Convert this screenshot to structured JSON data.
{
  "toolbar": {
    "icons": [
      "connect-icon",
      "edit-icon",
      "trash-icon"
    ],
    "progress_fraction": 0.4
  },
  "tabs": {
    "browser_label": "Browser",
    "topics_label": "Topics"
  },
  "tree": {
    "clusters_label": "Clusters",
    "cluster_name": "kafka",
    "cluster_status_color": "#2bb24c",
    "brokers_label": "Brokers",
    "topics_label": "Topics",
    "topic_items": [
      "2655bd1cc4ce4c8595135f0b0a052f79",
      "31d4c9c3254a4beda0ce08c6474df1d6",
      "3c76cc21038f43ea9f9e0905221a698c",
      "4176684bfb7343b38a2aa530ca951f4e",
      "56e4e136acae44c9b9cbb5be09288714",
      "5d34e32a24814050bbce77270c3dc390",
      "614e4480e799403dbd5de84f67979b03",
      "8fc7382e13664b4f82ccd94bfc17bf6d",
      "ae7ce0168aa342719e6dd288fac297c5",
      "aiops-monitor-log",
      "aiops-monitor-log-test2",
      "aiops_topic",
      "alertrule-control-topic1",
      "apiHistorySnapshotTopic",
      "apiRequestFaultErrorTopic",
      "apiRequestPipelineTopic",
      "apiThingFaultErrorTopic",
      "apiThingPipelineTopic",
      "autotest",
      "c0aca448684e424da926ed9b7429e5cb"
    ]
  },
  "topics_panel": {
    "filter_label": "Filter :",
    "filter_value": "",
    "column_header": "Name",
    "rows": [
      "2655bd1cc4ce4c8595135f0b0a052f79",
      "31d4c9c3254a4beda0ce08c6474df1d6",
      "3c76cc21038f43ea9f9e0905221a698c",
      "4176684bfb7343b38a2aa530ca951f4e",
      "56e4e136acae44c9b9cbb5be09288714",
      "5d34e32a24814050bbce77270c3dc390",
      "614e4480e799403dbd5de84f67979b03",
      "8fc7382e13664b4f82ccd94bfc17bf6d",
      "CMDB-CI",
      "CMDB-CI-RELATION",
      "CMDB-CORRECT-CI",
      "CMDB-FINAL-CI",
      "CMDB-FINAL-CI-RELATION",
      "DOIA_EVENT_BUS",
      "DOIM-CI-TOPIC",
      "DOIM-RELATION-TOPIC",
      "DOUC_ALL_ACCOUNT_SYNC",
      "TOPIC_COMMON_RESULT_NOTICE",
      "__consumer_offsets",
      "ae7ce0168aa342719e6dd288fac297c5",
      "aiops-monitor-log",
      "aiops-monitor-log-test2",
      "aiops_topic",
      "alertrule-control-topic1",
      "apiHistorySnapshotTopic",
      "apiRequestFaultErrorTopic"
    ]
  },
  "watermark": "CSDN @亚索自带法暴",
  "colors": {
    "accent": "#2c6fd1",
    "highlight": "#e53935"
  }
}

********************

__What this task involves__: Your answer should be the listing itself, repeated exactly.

__Answer section__:
Convert this screenshot to structured JSON data.
{
  "toolbar": {
    "icons": [
      "connect-icon",
      "edit-icon",
      "trash-icon"
    ],
    "progress_fraction": 0.4
  },
  "tabs": {
    "browser_label": "Browser",
    "topics_label": "Topics"
  },
  "tree": {
    "clusters_label": "Clusters",
    "cluster_name": "kafka",
    "cluster_status_color": "#2bb24c",
    "brokers_label": "Brokers",
    "topics_label": "Topics",
    "topic_items": [
      "2655bd1cc4ce4c8595135f0b0a052f79",
      "31d4c9c3254a4beda0ce08c6474df1d6",
      "3c76cc21038f43ea9f9e0905221a698c",
      "4176684bfb7343b38a2aa530ca951f4e",
      "56e4e136acae44c9b9cbb5be09288714",
      "5d34e32a24814050bbce77270c3dc390",
      "614e4480e799403dbd5de84f67979b03",
      "8fc7382e13664b4f82ccd94bfc17bf6d",
      "ae7ce0168aa342719e6dd288fac297c5",
      "aiops-monitor-log",
      "aiops-monitor-log-test2",
      "aiops_topic",
      "alertrule-control-topic1",
      "apiHistorySnapshotTopic",
      "apiRequestFaultErrorTopic",
      "apiRequestPipelineTopic",
      "apiThingFaultErrorTopic",
      "apiThingPipelineTopic",
      "autotest",
      "c0aca448684e424da926ed9b7429e5cb"
    ]
  },
  "topics_panel": {
    "filter_label": "Filter :",
    "filter_value": "",
    "column_header": "Name",
    "rows": [
      "2655bd1cc4ce4c8595135f0b0a052f79",
      "31d4c9c3254a4beda0ce08c6474df1d6",
      "3c76cc21038f43ea9f9e0905221a698c",
      "4176684bfb7343b38a2aa530ca951f4e",
      "56e4e136acae44c9b9cbb5be09288714",
      "5d34e32a24814050bbce77270c3dc390",
      "614e4480e799403dbd5de84f67979b03",
      "8fc7382e13664b4f82ccd94bfc17bf6d",
      "CMDB-CI",
      "CMDB-CI-RELATION",
      "CMDB-CORRECT-CI",
      "CMDB-FINAL-CI",
      "CMDB-FINAL-CI-RELATION",
      "DOIA_EVENT_BUS",
      "DOIM-CI-TOPIC",
      "DOIM-RELATION-TOPIC",
      "DOUC_ALL_ACCOUNT_SYNC",
      "TOPIC_COMMON_RESULT_NOTICE",
      "__consumer_offsets",
      "ae7ce0168aa342719e6dd288fac297c5",
      "aiops-monitor-log",
      "aiops-monitor-log-test2",
      "aiops_topic",
      "alertrule-control-topic1",
      "apiHistorySnapshotTopic",
      "apiRequestFaultErrorTopic"
    ]
  },
  "watermark": "CSDN @亚索自带法暴",
  "colors": {
    "accent": "#2c6fd1",
    "highlight": "#e53935"
  }
}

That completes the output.